Nature One Dairy – an Australian company with a focus on medical grade milk products. They sell under both their own brand names and to other companies. They also have offices in Shanghai and Singapore as they look to target the Asia market.
No annual report was found.
Products Identified: Organic, Fortiplus
FairPrice – Singapore’s largest supermarket network which operates under a number of brand names including FairPrice Finest, FairPrice Express, FairPrice Xtra, Cheers and Unity Pharmacy.
Like many supermarket chains they’ve capitalised on their own brand name to release essentially generic products against branded items.

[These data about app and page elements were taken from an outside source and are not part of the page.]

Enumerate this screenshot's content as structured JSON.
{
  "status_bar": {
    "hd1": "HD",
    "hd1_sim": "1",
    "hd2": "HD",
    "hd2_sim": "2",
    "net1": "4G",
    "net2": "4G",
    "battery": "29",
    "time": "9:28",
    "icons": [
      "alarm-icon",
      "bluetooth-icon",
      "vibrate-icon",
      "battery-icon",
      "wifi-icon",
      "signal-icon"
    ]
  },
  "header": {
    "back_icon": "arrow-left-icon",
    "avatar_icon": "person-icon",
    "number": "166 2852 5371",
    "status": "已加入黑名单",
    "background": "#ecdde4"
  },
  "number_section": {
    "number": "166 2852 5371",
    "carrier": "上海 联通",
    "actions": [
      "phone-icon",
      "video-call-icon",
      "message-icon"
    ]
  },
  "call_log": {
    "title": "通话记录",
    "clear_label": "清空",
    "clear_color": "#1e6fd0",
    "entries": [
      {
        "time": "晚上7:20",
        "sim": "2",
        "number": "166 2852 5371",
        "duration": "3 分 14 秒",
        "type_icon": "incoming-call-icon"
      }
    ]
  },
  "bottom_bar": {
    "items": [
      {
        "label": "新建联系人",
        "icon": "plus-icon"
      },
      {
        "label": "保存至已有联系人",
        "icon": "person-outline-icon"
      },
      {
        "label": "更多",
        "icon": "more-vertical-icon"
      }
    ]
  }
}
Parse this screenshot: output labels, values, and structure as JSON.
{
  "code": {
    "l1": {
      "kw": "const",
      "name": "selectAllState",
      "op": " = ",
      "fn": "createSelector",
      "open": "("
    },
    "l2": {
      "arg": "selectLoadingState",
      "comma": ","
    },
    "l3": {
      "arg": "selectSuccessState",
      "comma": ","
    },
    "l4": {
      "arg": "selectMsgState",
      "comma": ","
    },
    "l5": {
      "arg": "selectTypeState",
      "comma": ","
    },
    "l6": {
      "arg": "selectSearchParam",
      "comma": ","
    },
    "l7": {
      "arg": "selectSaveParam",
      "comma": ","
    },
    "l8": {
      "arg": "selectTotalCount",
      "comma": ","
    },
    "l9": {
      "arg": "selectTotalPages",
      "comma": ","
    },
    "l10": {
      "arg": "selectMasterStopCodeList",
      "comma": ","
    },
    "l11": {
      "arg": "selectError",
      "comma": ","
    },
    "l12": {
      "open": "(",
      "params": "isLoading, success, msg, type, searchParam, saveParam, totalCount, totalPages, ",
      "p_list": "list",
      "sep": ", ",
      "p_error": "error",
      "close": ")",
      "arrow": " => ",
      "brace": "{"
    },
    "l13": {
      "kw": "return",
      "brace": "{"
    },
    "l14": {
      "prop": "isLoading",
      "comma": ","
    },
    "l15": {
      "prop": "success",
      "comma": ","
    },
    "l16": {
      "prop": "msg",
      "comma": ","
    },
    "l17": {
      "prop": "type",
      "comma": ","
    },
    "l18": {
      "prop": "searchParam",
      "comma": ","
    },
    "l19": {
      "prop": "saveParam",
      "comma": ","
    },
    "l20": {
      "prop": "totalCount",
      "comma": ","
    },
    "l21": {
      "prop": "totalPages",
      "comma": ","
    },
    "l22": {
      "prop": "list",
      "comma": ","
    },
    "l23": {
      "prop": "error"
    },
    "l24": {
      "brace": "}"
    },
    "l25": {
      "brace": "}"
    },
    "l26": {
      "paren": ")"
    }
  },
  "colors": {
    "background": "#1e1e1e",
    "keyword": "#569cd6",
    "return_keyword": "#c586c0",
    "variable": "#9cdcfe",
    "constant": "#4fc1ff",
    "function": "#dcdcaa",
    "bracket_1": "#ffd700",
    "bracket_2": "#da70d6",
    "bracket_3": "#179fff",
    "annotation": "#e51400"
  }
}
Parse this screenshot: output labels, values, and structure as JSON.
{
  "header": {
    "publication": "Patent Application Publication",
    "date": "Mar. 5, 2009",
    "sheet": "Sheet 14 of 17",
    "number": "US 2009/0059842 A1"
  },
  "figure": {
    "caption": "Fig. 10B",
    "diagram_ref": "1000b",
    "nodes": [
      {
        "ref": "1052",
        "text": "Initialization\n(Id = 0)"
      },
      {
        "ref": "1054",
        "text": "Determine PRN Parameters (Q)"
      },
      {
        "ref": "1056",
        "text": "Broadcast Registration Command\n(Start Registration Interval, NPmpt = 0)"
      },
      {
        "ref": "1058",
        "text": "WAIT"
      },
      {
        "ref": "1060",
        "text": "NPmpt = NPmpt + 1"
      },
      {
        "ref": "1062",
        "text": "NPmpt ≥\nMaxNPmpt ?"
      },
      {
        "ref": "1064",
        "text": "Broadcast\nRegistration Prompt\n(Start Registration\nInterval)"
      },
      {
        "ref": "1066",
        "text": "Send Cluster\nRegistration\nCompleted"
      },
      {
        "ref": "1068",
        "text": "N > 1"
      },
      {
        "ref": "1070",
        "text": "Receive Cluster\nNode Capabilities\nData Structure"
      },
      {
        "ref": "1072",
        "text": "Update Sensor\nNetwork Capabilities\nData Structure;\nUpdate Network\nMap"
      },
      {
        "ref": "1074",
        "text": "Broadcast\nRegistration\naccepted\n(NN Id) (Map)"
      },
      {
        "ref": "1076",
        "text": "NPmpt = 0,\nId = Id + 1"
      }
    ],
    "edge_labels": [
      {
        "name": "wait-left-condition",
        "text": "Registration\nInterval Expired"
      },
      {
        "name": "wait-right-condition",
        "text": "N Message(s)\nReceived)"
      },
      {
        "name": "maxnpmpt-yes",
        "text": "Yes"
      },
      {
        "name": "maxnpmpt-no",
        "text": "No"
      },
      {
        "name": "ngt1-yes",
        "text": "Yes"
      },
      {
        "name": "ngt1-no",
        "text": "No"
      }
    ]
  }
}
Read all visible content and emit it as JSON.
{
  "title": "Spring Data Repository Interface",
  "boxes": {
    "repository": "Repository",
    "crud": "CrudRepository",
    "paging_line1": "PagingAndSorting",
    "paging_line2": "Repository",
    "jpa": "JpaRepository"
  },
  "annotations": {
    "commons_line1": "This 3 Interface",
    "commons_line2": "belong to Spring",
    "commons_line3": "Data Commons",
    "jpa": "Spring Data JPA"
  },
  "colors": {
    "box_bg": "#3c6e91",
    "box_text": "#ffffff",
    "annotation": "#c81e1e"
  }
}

For infant formula this launched in 2017 amid government concerns around infant formula prices.
Products Identified: Gold
Infant Nutrition Shelf Space Analysis
Companies are very aware that that placement of their products on the self has a material impact on the on sales. This is no exception for infant formula although maybe lessened by the strong brand affiliation that mothers develop towards the first brand that is well received by their child.
There are two key metrics that companies will be looking at:
- Product placement at eye level – will your customers be able to see your product easily.
- Percentage of shelf allocation – will your product take up the most vision once the right shelf is found.
Here’s how the same shelf looks when I overlay the product placement grid:
Top Row: Similac (Abbott), Diamond Pro+ (Australia’s Own), Gold (FairPrice)
Middle Row: Mamil (Danone), S-26 (Nestle), Enfamil, Enfagrow (RB)
Bottom Row: Mamil (Danone), NAN Optipro (Nestle), Aptamil (Danone)
Top Row: Similac, Isomil (Abbott), NAN Optipro (Nestle), Friso (Friesland), S-26 (Nestle)
Bottom Row: Similac (Abbott), Enfamil, Enfagrow (RB)
Top Row: S-26 (Nestle), Mamil (Danone), Friso (Friesland)
End of the World: Similac (Abbott), NAN Optipro, Lactogen, Lactogrow (Nestle)
Shelf Space Results
Danone is taking up a huge amount of the priority space. If you push the small amount of Nestle product out they almost reach 50% across their two brands.
Abbott and RB are present in the priority area but not with a huge amount. You’ll see the brand and be able to find it elsewhere in different packaging sizes and you’ll note that Abbott tries to take up as much of the left side of the shelf as possible. RB is taking the right but taking much less overall shelf space.
Nestle takes up a small amount in the very center. It’s a niche placement but they are almost drowned out. They make up for it with some placement in the border zone and a large chunk on the bottom shelves.
Australia’s Own gets some great placement for the size of their brand and I find their packaging stands out against the gold of so many of the other brands.
FairPrice have bumped up their own brand to the priority space which generally means they’d be making a fairly healthy margin on it. Being represented on the one row only means that they could get lost particularly as they’ve taken on the gold branding.
Friesland are on the edges here and may struggle to get recognised.
The other companies? Not located in this main shelf space so are off to the left on a much more crowded and diverse shelf.
Here’s another view where I’ve covered the space with the company logos.
The other thing I found interesting was around special promotions and leave behinds (this is what we can a piece of paper that you can pick up and take home with you.
Here’s the promotion display from Danone / Nutricia / Aptamil which was targeting the toddler – 3 year old age group.
The code of conduct for the industry says that companies won’t make claims around the 0-2 year old age groups that formula is any way comparable to breast milk. That requirement is relaxed above those age groups and while common cows milk and a balanced diet is considered more than enough companies have broadened out into the adjacent age groups as a way of proving adjacent marketing. You know that after reading these claims you are going to apply them to Aptamil formula targeting young infants.
The claims from this pamphlet and how they relate to the science used across the industry will have to wait till the next article though as it’s another big topic.
The third area I’ll talk about are the other marketing, promotion and distribution channels and how that is changing across Asia.
If you’ve found this useful then please leave a comment below!
For further posts in this series